ALBUM REVIEW: Dear Seattle – Someday
Photo Credit: Maclay Heriot
Following their 2019 debut release, Don’t Let Go, which was nominated for an AIR Award in 2020, Aussie quartet Dear Seattle are back with their new LP Someday, an easy listening indie-rock record that details a cycle of emotional turmoil.
Admittedly, we found ourselves pottering around the house for the first two songs, as their slow start and calming arrangements ended up making an excellent housework soundtrack. It wasn’t until the third track, Way Out, did our ears prick up, with its pop-punk influences hitting us at full force, making it the pick-me-up the album greatly needed.
Yet, Here To Stay was what won us over. Originally released as a single, it is here we fell for vocalist/guitarist Brae Fisher’s lyrics, with lines such as “I wanna be more, but not enough to change” capturing us on the very first listen. A song that explores self-betterment and acknowledging personal strife, Here To Stay shatters the illusion of being stuck in oblivion, and instead offers a light to climb towards. The poignant sentiment behind each line is complimented by the mellifluous harmonic layering of both the guitars and backing vocals, all of which are perfectly juxtaposed by Fisher’s angsty vocal delivery.

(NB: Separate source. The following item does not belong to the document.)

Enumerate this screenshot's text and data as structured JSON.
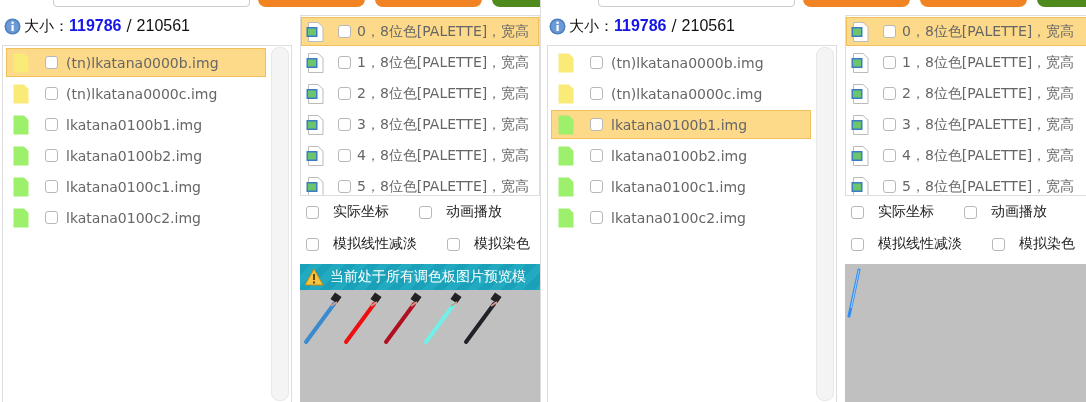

Similarly, Feel The Weight is another pop-punk powerhouse but without the indie boy tinge. From the ignoring everyone but their “shoulder side devil” to the lonely, distorted guitar drops and gang “Na Na Na” that MCR would be proud of. Overall, the track gives a Neck Deep STFU feel which will definitely make listeners turn the volume to ten. In contrast, Irretrievable‘s enchanting acoustic undertones complement the melancholic lyrics that hope to “make a change… and make a better bed” in a hopeless situation. With Babe Can I Call You (The Hunna) vibes, the melodious guitars sit wonderfully over the simple yet effective rhythm section, offering a groove to bop to rather than subduing all just energy built.
Aside Again follows a similar set-up, but this time with an intro reminiscent of The Maine’s Into Your Arms, but still with Ryan Potter‘s (The Hunna) vocal style. However, we did find our attention starting to wain once again. Anger returns in Paranoid Letter, whose distorted, disrupted guitars offer a refreshing change after the previous self-reflective tracks. Breaking the lamenting ambience, as if Fisher’s despondent outlook has been shattered by the realisation that he needs to change something if he wishes to feel better. A moment a lot of us can probably relate to. But, frustration peaks in Split, another favourite, as, despite the voice of defeat in the first half, as Fisher admits “slipping into brainwave [he] can’t shift”, the second half erupts with such a vigour that echoes a ‘fuck this I deserve better’ attitude. The idea of being stuck “like chewing gum on a pavement” is such an evocative image, we can almost taste the agonies Fisher feels. Alongside the different melodic layering and pushed vocals, this is truly a standout track as it offers a sensation not yet heard on the record.
Before finishing on A Perfect House, which cycles back to the tranquillity of the first two tracks. But instead of the themes trepidation of Home and disingenuity of In My Head, this offers an epiphany, where the protagonist realises that the downs of a relationship are just as important as the ups. A depiction of a real-life love story as, after all, the ‘perfect house’ you originally built may be an illusion, so “you bought a brand new start to build something real” – your new perfect house. Our recommendation for this song? Listen out for all the little guitar layers, some are over in a matter of moments, but make the song feel beautifully complete.
Overall, the growth in Dear Seattle’s songwriting has become more polished, with their prolific lyrics, sculptured guitar embellishments and exquisite harmonic layering, their sound has seemingly matured, relabelling them into the indie-rock realm. Although slow to start, Someday is a message of understanding yourself, accepting your faults and being open to change, no matter how hard it may be. Built on this bittersweet sentiment, you’re sure to experience an “oh shit, this is me” moment within every song.
Standout Tracks: Here To Stay, Irretrievable, Split
For Fans Of: Neck Deep, The 1975, The Hunna
Written by: Corey Plant